● THE TASK: Within the listing that follows, how many lines contain the word "Award"? Only the number is wanted.

-*-

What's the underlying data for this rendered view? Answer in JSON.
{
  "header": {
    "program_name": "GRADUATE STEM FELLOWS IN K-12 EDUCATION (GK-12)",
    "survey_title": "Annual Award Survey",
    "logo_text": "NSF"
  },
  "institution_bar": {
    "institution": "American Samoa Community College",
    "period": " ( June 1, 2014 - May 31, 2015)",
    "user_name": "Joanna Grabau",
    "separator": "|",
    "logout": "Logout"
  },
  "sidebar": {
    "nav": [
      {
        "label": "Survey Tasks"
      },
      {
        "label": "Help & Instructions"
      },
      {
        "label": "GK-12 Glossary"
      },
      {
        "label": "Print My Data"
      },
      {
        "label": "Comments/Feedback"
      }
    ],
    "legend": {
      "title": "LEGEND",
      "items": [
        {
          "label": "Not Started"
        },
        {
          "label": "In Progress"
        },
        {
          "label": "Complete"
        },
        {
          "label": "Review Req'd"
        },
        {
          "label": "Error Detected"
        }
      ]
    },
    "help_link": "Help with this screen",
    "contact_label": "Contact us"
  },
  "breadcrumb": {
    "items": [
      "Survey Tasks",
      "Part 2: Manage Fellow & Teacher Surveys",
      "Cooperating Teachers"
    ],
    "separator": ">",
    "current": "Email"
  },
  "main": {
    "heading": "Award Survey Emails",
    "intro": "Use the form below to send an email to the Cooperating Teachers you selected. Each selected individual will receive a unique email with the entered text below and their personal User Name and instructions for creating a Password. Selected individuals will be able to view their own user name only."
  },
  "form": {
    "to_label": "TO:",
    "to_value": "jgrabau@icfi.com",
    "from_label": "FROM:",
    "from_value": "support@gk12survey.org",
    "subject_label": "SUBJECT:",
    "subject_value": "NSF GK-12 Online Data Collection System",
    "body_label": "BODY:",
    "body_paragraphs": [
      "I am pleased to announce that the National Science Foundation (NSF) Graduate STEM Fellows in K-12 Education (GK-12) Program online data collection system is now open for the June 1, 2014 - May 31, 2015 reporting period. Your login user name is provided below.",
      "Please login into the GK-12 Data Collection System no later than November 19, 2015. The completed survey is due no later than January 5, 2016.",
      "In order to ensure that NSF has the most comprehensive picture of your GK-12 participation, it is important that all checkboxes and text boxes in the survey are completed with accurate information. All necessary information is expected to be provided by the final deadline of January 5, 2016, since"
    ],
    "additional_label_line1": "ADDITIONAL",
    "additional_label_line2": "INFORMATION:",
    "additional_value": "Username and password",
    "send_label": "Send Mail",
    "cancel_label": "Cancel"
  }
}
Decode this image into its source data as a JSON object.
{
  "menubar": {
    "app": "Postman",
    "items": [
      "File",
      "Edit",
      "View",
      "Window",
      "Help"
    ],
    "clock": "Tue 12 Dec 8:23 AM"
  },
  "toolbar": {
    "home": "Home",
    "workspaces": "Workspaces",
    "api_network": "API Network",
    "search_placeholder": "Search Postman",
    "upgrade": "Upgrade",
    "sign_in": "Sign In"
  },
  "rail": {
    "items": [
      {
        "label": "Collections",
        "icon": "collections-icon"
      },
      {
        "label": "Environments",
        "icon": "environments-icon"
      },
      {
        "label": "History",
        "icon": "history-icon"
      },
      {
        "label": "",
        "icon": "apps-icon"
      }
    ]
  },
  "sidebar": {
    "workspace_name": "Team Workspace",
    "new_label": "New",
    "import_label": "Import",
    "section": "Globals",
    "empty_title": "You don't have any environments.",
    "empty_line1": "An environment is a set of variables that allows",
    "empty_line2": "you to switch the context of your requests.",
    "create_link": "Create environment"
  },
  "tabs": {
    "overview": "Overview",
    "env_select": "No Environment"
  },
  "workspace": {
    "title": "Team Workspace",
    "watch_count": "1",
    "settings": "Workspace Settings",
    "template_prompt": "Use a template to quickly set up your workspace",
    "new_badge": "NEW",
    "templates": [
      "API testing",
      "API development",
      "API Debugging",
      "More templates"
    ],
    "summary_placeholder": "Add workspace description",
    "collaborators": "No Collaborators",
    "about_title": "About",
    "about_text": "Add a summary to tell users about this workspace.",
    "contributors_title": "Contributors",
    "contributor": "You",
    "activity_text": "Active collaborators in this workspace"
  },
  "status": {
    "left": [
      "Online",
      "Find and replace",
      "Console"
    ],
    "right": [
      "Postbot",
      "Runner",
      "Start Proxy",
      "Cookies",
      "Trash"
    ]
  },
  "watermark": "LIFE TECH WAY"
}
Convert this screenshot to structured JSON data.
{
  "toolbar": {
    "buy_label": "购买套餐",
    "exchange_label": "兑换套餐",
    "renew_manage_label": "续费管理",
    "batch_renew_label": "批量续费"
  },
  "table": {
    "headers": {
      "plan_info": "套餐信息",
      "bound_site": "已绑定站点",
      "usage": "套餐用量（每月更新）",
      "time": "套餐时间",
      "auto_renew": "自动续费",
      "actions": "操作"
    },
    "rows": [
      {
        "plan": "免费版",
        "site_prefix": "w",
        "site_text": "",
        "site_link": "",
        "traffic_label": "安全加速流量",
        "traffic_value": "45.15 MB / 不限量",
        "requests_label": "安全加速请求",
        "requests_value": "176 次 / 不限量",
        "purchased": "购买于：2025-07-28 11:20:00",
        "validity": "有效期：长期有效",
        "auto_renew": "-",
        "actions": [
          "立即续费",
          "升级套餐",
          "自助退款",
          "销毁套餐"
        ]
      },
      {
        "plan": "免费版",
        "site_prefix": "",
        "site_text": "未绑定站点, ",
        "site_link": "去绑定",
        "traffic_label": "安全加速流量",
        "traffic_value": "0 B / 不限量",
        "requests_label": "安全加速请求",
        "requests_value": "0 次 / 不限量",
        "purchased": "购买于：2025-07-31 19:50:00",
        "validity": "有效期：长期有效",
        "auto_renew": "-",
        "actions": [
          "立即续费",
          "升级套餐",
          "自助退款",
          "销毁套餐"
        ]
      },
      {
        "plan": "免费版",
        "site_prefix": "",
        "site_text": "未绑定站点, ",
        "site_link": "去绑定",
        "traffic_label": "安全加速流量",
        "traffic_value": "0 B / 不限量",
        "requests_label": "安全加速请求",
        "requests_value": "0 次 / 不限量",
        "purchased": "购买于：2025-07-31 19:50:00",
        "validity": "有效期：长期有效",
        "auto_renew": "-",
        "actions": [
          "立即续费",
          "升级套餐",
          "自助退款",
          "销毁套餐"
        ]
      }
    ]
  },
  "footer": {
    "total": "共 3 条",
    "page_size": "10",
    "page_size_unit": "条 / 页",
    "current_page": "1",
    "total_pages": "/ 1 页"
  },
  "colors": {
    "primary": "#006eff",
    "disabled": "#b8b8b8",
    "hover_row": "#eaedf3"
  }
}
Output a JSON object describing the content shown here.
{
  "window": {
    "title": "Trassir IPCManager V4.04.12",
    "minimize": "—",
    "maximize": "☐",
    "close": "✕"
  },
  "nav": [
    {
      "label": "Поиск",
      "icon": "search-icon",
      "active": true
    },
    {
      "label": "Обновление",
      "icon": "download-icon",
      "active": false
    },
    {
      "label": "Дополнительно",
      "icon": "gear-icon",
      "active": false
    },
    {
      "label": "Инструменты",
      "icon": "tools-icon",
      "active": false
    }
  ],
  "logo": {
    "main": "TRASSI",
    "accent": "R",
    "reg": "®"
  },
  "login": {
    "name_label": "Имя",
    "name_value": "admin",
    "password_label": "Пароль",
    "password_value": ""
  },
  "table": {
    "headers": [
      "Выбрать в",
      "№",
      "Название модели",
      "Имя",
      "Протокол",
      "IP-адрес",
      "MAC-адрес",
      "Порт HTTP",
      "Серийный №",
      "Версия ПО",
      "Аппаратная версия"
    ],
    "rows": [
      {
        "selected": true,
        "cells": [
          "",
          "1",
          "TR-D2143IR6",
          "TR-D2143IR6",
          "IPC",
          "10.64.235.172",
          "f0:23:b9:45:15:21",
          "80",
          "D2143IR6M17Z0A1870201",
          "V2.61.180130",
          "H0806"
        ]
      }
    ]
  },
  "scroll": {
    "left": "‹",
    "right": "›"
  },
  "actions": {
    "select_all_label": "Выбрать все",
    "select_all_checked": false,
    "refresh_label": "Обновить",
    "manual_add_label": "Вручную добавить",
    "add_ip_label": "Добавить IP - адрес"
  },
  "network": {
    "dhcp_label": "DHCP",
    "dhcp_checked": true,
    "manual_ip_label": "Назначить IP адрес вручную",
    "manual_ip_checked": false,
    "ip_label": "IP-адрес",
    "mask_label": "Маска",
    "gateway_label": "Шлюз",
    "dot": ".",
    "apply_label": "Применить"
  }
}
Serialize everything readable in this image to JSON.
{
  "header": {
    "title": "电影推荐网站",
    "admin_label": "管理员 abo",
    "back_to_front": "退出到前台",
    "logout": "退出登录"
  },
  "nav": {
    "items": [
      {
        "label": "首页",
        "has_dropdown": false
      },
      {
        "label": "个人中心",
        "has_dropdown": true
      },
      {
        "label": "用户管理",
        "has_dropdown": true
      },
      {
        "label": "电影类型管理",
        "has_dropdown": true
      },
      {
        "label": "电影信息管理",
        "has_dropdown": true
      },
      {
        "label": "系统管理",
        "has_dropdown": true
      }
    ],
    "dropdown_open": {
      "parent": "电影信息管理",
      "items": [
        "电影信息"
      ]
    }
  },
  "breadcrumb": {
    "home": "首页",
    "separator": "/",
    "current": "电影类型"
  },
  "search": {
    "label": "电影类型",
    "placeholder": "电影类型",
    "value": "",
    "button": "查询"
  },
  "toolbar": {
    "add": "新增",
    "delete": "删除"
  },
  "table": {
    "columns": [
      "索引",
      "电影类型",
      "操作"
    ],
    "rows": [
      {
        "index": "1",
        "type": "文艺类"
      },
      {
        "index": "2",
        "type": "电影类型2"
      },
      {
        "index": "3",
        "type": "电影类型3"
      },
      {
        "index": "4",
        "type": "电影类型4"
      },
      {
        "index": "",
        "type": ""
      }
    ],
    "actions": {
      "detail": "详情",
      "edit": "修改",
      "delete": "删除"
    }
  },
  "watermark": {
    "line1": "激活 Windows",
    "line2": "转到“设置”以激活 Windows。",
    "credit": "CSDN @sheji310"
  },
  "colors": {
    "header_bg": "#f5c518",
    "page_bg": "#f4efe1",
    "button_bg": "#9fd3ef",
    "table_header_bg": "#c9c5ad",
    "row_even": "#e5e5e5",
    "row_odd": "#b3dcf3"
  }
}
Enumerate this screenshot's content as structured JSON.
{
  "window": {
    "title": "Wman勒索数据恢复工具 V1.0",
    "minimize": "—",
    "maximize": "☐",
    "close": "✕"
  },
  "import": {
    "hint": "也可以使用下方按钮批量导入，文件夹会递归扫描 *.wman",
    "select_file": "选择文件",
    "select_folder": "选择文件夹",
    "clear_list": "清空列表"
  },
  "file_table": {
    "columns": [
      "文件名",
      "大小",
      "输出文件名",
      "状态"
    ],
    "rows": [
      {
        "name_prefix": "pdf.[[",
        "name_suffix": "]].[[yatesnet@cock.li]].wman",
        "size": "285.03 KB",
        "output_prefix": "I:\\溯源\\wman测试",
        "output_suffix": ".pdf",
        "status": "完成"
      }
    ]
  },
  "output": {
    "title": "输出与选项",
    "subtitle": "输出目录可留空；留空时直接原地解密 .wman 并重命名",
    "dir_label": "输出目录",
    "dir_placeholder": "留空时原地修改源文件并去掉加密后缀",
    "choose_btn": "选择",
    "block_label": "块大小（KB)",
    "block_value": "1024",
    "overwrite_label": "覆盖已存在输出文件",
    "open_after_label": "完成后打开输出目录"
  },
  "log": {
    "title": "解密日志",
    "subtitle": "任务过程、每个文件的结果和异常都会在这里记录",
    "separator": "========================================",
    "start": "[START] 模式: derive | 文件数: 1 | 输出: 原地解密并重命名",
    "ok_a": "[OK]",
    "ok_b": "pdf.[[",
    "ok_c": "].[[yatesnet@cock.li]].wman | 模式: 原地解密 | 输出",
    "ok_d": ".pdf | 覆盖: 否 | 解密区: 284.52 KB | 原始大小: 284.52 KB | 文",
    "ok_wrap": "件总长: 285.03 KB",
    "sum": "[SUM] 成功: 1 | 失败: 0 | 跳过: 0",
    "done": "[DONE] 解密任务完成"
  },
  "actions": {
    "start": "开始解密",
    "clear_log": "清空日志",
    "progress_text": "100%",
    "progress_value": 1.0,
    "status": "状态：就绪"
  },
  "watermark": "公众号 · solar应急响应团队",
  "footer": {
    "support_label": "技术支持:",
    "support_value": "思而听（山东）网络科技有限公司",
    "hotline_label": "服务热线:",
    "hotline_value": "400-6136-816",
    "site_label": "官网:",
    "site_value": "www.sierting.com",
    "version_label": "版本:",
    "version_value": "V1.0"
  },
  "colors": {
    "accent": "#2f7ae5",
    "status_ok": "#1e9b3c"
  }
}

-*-

● TASK SOLUTION: 2